[[ RECORDED INFORMATION, beginning ]]

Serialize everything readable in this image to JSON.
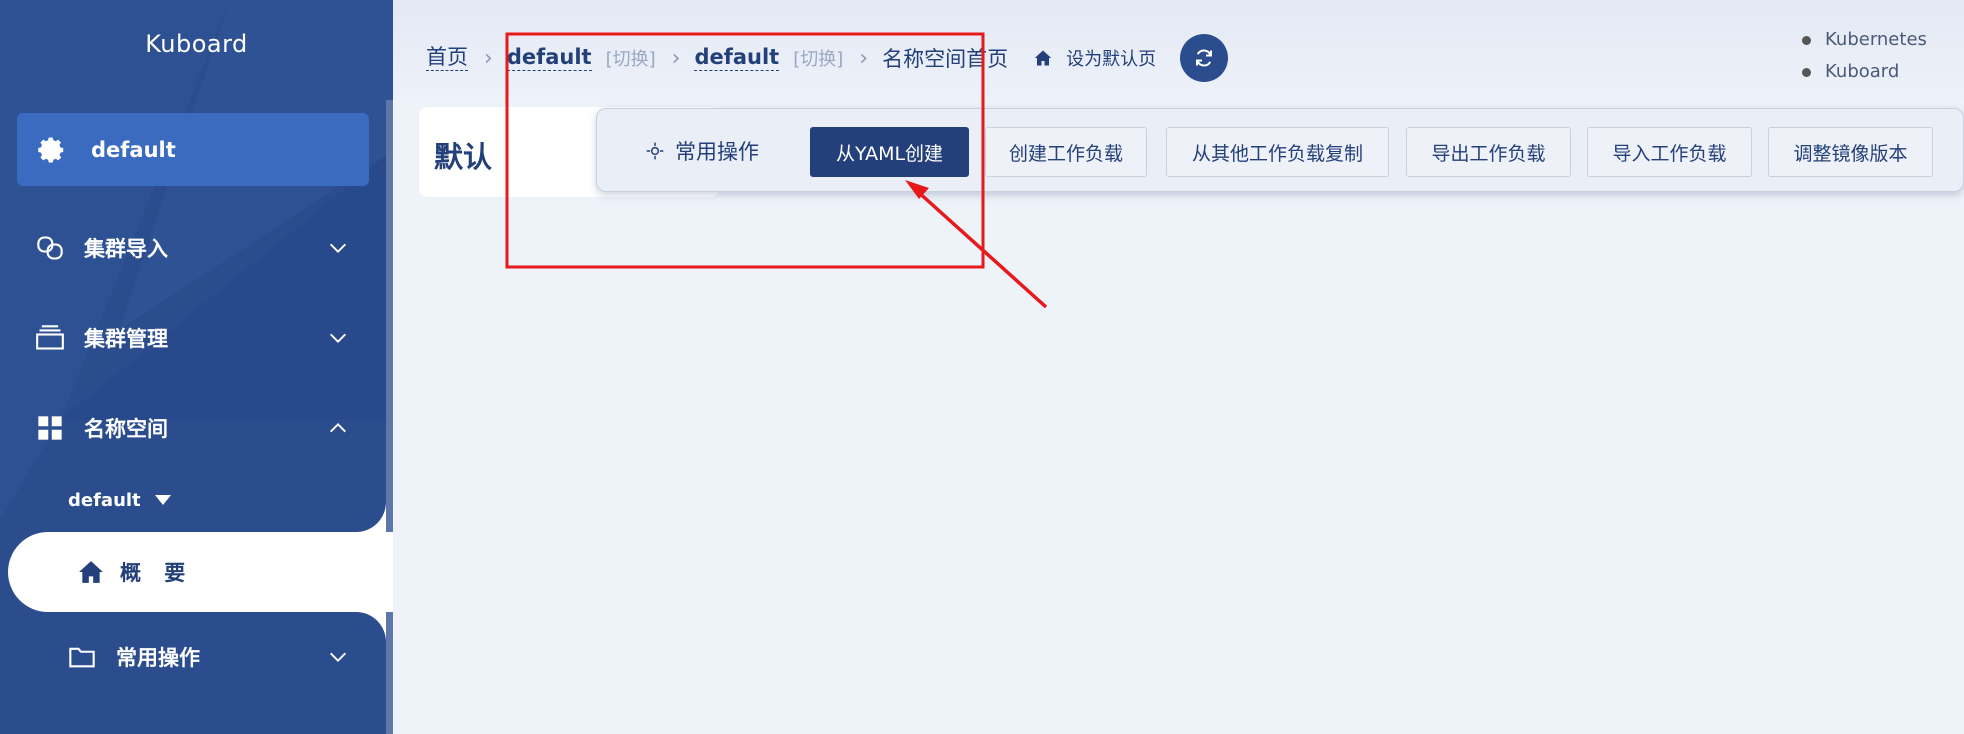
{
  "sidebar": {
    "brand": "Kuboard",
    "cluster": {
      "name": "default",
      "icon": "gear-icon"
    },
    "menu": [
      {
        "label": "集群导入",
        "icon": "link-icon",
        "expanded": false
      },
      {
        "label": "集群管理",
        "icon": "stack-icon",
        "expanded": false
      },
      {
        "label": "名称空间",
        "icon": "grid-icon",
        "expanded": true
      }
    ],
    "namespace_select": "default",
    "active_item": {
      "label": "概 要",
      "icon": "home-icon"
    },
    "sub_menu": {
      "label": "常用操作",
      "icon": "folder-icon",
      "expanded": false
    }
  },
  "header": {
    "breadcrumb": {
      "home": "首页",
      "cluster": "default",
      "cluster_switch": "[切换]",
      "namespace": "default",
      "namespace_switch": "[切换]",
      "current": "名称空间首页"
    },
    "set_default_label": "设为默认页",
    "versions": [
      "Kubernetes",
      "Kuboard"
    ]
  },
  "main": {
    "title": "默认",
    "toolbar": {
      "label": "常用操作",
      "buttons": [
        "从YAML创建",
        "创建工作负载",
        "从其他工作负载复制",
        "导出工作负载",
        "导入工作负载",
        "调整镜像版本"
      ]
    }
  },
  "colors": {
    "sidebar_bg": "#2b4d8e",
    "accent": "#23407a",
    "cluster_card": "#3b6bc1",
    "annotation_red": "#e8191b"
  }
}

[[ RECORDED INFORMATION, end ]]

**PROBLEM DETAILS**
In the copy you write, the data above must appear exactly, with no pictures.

**RESPONSE TO THIS TASK**
Serialize everything readable in this image to JSON.
{
  "sidebar": {
    "brand": "Kuboard",
    "cluster": {
      "name": "default",
      "icon": "gear-icon"
    },
    "menu": [
      {
        "label": "集群导入",
        "icon": "link-icon",
        "expanded": false
      },
      {
        "label": "集群管理",
        "icon": "stack-icon",
        "expanded": false
      },
      {
        "label": "名称空间",
        "icon": "grid-icon",
        "expanded": true
      }
    ],
    "namespace_select": "default",
    "active_item": {
      "label": "概 要",
      "icon": "home-icon"
    },
    "sub_menu": {
      "label": "常用操作",
      "icon": "folder-icon",
      "expanded": false
    }
  },
  "header": {
    "breadcrumb": {
      "home": "首页",
      "cluster": "default",
      "cluster_switch": "[切换]",
      "namespace": "default",
      "namespace_switch": "[切换]",
      "current": "名称空间首页"
    },
    "set_default_label": "设为默认页",
    "versions": [
      "Kubernetes",
      "Kuboard"
    ]
  },
  "main": {
    "title": "默认",
    "toolbar": {
      "label": "常用操作",
      "buttons": [
        "从YAML创建",
        "创建工作负载",
        "从其他工作负载复制",
        "导出工作负载",
        "导入工作负载",
        "调整镜像版本"
      ]
    }
  },
  "colors": {
    "sidebar_bg": "#2b4d8e",
    "accent": "#23407a",
    "cluster_card": "#3b6bc1",
    "annotation_red": "#e8191b"
  }
}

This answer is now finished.